Nature as a Living Classroom: Every Kid Outdoors

Every Kid Outdoors Kids with magnifying glass and treeEvery year, as kids settle into a new grade, and their vision of the world grows just a bit more, there is an excitement that comes with that learning and growing!

What if you expanded the classroom to include outdoor spaces on public lands? How much bigger would their classroom be, and how much fun would those kids have?

Entering its sixth year, Every Kid Outdoors aims to expand the learning experiences of kids who are 10-ish and fourth-grade level by providing free access to fee sites across the country that are managed by Federal land management agencies like the U.S. Forest Service, National Park Service, Bureau of Land Management, and U.S Fish and Wildlife Service, among others. The program is meant to inspire U.S. fourth graders and their families to recreate, explore cultures, discover connections to nature, and spark a lifelong passion for America’s great outdoors.

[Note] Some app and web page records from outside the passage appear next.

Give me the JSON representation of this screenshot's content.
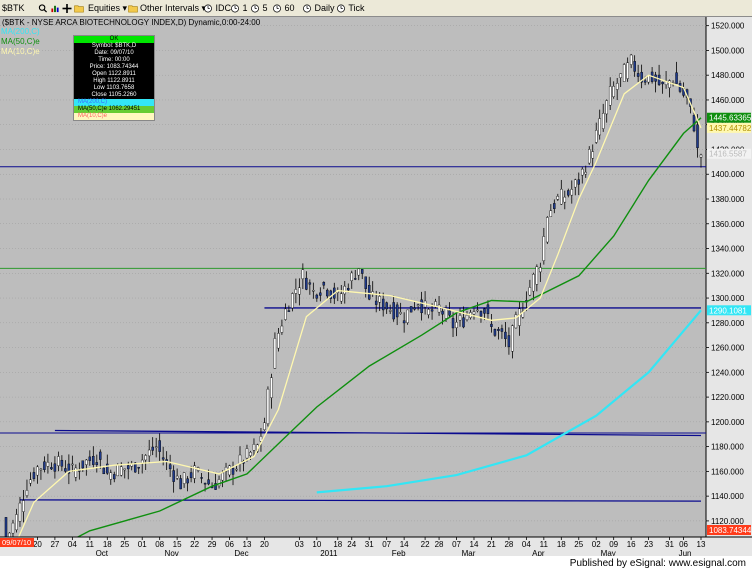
{
  "toolbar": {
    "symbol_field": "$BTK",
    "equities_menu": "Equities",
    "other_intervals_menu": "Other Intervals",
    "intervals": [
      "IDC",
      "1",
      "5",
      "60",
      "Daily",
      "Tick"
    ]
  },
  "chart_title": "($BTK - NYSE ARCA BIOTECHNOLOGY INDEX,D) Dynamic,0:00-24:00",
  "legend": {
    "ma200_label": "MA(200,C)",
    "ma50_label": "MA(50,C)e",
    "ma10_label": "MA(10,C)e"
  },
  "infobox": {
    "ok": "OK",
    "symbol": "Symbol: $BTK,D",
    "date": "Date: 09/07/10",
    "time": "Time: 00:00",
    "price": "Price: 1083.74344",
    "open": "Open 1122.8911",
    "high": "High 1122.8911",
    "low": "Low 1103.7658",
    "close": "Close 1105.2260",
    "ma200": "MA(200,C)",
    "ma50": "MA(50,C)e 1062.29451",
    "ma10": "MA(10,C)e"
  },
  "cursor_date": "09/07/10",
  "cursor_price": "1083.74344",
  "footer_text": "Published by eSignal: www.esignal.com",
  "colors": {
    "background": "#bdbdbd",
    "up_candle": "#ffffff",
    "down_candle": "#1f3a8a",
    "ma10": "#fff8b0",
    "ma50": "#0f8f0f",
    "ma200": "#33e6f5",
    "blue_lines": "#0b0b8f",
    "green_line": "#2e9a2e",
    "price_tag_bg": "#ff3b1a"
  },
  "chart_data": {
    "type": "candlestick",
    "y_ticks": [
      1120,
      1140,
      1160,
      1180,
      1200,
      1220,
      1240,
      1260,
      1280,
      1300,
      1320,
      1340,
      1360,
      1380,
      1400,
      1420,
      1440,
      1460,
      1480,
      1500,
      1520
    ],
    "ylim": [
      1107,
      1527
    ],
    "x_tick_labels": [
      "20",
      "27",
      "04",
      "11",
      "18",
      "25",
      "01",
      "08",
      "15",
      "22",
      "29",
      "06",
      "13",
      "20",
      "03",
      "10",
      "18",
      "24",
      "31",
      "07",
      "14",
      "22",
      "28",
      "07",
      "14",
      "21",
      "28",
      "04",
      "11",
      "18",
      "25",
      "02",
      "09",
      "16",
      "23",
      "31",
      "06",
      "13"
    ],
    "month_labels": [
      "Oct",
      "Nov",
      "Dec",
      "2011",
      "Feb",
      "Mar",
      "Apr",
      "May",
      "Jun"
    ],
    "price_labels": [
      {
        "value": 1445.63365,
        "text": "1445.63365",
        "series": "ma50"
      },
      {
        "value": 1437.44782,
        "text": "1437.44782",
        "series": "ma10"
      },
      {
        "value": 1416.5587,
        "text": "1416.5587",
        "series": "close"
      },
      {
        "value": 1290.1081,
        "text": "1290.1081",
        "series": "ma200"
      }
    ],
    "hlines": [
      {
        "value": 1406,
        "color": "blue"
      },
      {
        "value": 1324,
        "color": "green"
      },
      {
        "value": 1191,
        "color": "blue"
      }
    ],
    "trendlines": [
      {
        "from": [
          "2010-09-27",
          1193
        ],
        "to": [
          "2011-06-13",
          1189
        ],
        "color": "blue"
      },
      {
        "from": [
          "2010-09-13",
          1137
        ],
        "to": [
          "2011-06-13",
          1136
        ],
        "color": "blue"
      },
      {
        "from": [
          "2010-12-20",
          1292
        ],
        "to": [
          "2011-06-13",
          1292
        ],
        "color": "blue"
      }
    ],
    "ohlc_keypoints": [
      [
        "2010-09-07",
        1105
      ],
      [
        "2010-09-10",
        1123
      ],
      [
        "2010-09-15",
        1150
      ],
      [
        "2010-09-20",
        1163
      ],
      [
        "2010-09-24",
        1167
      ],
      [
        "2010-09-29",
        1165
      ],
      [
        "2010-10-04",
        1160
      ],
      [
        "2010-10-08",
        1168
      ],
      [
        "2010-10-13",
        1172
      ],
      [
        "2010-10-18",
        1158
      ],
      [
        "2010-10-22",
        1162
      ],
      [
        "2010-10-27",
        1163
      ],
      [
        "2010-11-01",
        1170
      ],
      [
        "2010-11-05",
        1180
      ],
      [
        "2010-11-10",
        1166
      ],
      [
        "2010-11-16",
        1150
      ],
      [
        "2010-11-22",
        1160
      ],
      [
        "2010-11-29",
        1148
      ],
      [
        "2010-12-03",
        1158
      ],
      [
        "2010-12-08",
        1165
      ],
      [
        "2010-12-13",
        1172
      ],
      [
        "2010-12-16",
        1180
      ],
      [
        "2010-12-20",
        1200
      ],
      [
        "2010-12-23",
        1263
      ],
      [
        "2010-12-28",
        1290
      ],
      [
        "2010-12-31",
        1308
      ],
      [
        "2011-01-04",
        1318
      ],
      [
        "2011-01-07",
        1305
      ],
      [
        "2011-01-12",
        1310
      ],
      [
        "2011-01-18",
        1300
      ],
      [
        "2011-01-21",
        1312
      ],
      [
        "2011-01-26",
        1325
      ],
      [
        "2011-01-31",
        1300
      ],
      [
        "2011-02-04",
        1295
      ],
      [
        "2011-02-09",
        1290
      ],
      [
        "2011-02-14",
        1285
      ],
      [
        "2011-02-18",
        1298
      ],
      [
        "2011-02-23",
        1288
      ],
      [
        "2011-02-28",
        1292
      ],
      [
        "2011-03-04",
        1278
      ],
      [
        "2011-03-09",
        1283
      ],
      [
        "2011-03-14",
        1294
      ],
      [
        "2011-03-17",
        1290
      ],
      [
        "2011-03-21",
        1275
      ],
      [
        "2011-03-24",
        1270
      ],
      [
        "2011-03-28",
        1262
      ],
      [
        "2011-03-30",
        1280
      ],
      [
        "2011-04-04",
        1302
      ],
      [
        "2011-04-08",
        1330
      ],
      [
        "2011-04-12",
        1368
      ],
      [
        "2011-04-15",
        1380
      ],
      [
        "2011-04-20",
        1384
      ],
      [
        "2011-04-25",
        1395
      ],
      [
        "2011-04-28",
        1415
      ],
      [
        "2011-05-03",
        1440
      ],
      [
        "2011-05-06",
        1465
      ],
      [
        "2011-05-11",
        1478
      ],
      [
        "2011-05-16",
        1490
      ],
      [
        "2011-05-19",
        1478
      ],
      [
        "2011-05-24",
        1478
      ],
      [
        "2011-05-27",
        1470
      ],
      [
        "2011-06-01",
        1478
      ],
      [
        "2011-06-03",
        1468
      ],
      [
        "2011-06-07",
        1460
      ],
      [
        "2011-06-09",
        1440
      ],
      [
        "2011-06-10",
        1418
      ],
      [
        "2011-06-13",
        1416.56
      ]
    ],
    "ma200": [
      [
        "2011-01-10",
        1143
      ],
      [
        "2011-02-07",
        1148
      ],
      [
        "2011-03-07",
        1157
      ],
      [
        "2011-04-04",
        1173
      ],
      [
        "2011-05-02",
        1205
      ],
      [
        "2011-05-23",
        1240
      ],
      [
        "2011-06-13",
        1290.1
      ]
    ],
    "ma50": [
      [
        "2010-09-07",
        1062.3
      ],
      [
        "2010-09-20",
        1090
      ],
      [
        "2010-10-11",
        1112
      ],
      [
        "2010-11-08",
        1128
      ],
      [
        "2010-11-29",
        1148
      ],
      [
        "2010-12-13",
        1158
      ],
      [
        "2010-12-27",
        1185
      ],
      [
        "2011-01-10",
        1212
      ],
      [
        "2011-01-31",
        1245
      ],
      [
        "2011-02-21",
        1270
      ],
      [
        "2011-03-07",
        1288
      ],
      [
        "2011-03-21",
        1298
      ],
      [
        "2011-04-04",
        1297
      ],
      [
        "2011-04-25",
        1318
      ],
      [
        "2011-05-09",
        1350
      ],
      [
        "2011-05-23",
        1395
      ],
      [
        "2011-06-06",
        1433
      ],
      [
        "2011-06-13",
        1445.6
      ]
    ],
    "ma10": [
      [
        "2010-09-07",
        1083.7
      ],
      [
        "2010-09-17",
        1135
      ],
      [
        "2010-10-01",
        1160
      ],
      [
        "2010-10-20",
        1165
      ],
      [
        "2010-11-10",
        1168
      ],
      [
        "2010-12-01",
        1158
      ],
      [
        "2010-12-15",
        1172
      ],
      [
        "2010-12-24",
        1210
      ],
      [
        "2011-01-05",
        1285
      ],
      [
        "2011-01-18",
        1306
      ],
      [
        "2011-02-08",
        1302
      ],
      [
        "2011-03-01",
        1292
      ],
      [
        "2011-03-21",
        1282
      ],
      [
        "2011-03-30",
        1284
      ],
      [
        "2011-04-08",
        1300
      ],
      [
        "2011-04-15",
        1335
      ],
      [
        "2011-04-25",
        1380
      ],
      [
        "2011-05-02",
        1410
      ],
      [
        "2011-05-12",
        1465
      ],
      [
        "2011-05-23",
        1480
      ],
      [
        "2011-06-06",
        1470
      ],
      [
        "2011-06-13",
        1437.4
      ]
    ]
  }
}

What Do I Need to Do?

There are two ways to get started:

  1. Your fourth grader can visit the Every Kid Outdoors website, where they can do a short activity, and print off a paper voucher; OR
  2. You and your fourth grader can visit an office or a site managed by any one of the agencies who are part of this partnership and they can obtain their pass there.

The paper voucher that is printed online and the plastic pass provided at Agency offices do the same thing: Provide free access to federally-managed fee sites across the country for the entirety of the Fourth grader's school year (September 1 - August 31).

This part is for the kids:

Kids, there are some important things to know:

  • This pass can only be used when you, the fourth grader, are present. After all, it's your pass! You are now the gatekeepers of fun!Every Kid Outdoors Kid Nature Journaling
  • The pass will get an entire car of (legally seat-belted) people into a site where entrance fees are charged per vehicle. We want you to have fun, AND be safe!
  • Sometimes, sites might not have an entry fee, but some other fee, like a tour fee. The pass may or may not work in those situations, so don't be afraid to ask!
  • It's best to call ahead to see if the Federal site you're visiting honors the 4th Grade Pass so that everyone knows how to plan. There are thousands of sites that accept the pass, and many more that don't. So, have a grown-up call before you head out and see if your pass can help get everyone into the site!
  • If your pass gets lost, it CAN be replaced. But, we recommend avoiding that hassle, and keeping it somewhere safe, like the glove box in your car, or a wallet of a trusted adult. 
  • Most importantly: HAVE FUN! Get out and see what you can, whether it's close by, or somewhere you've never been. Enjoy these places that can teach all of us so much!

Helpful Resources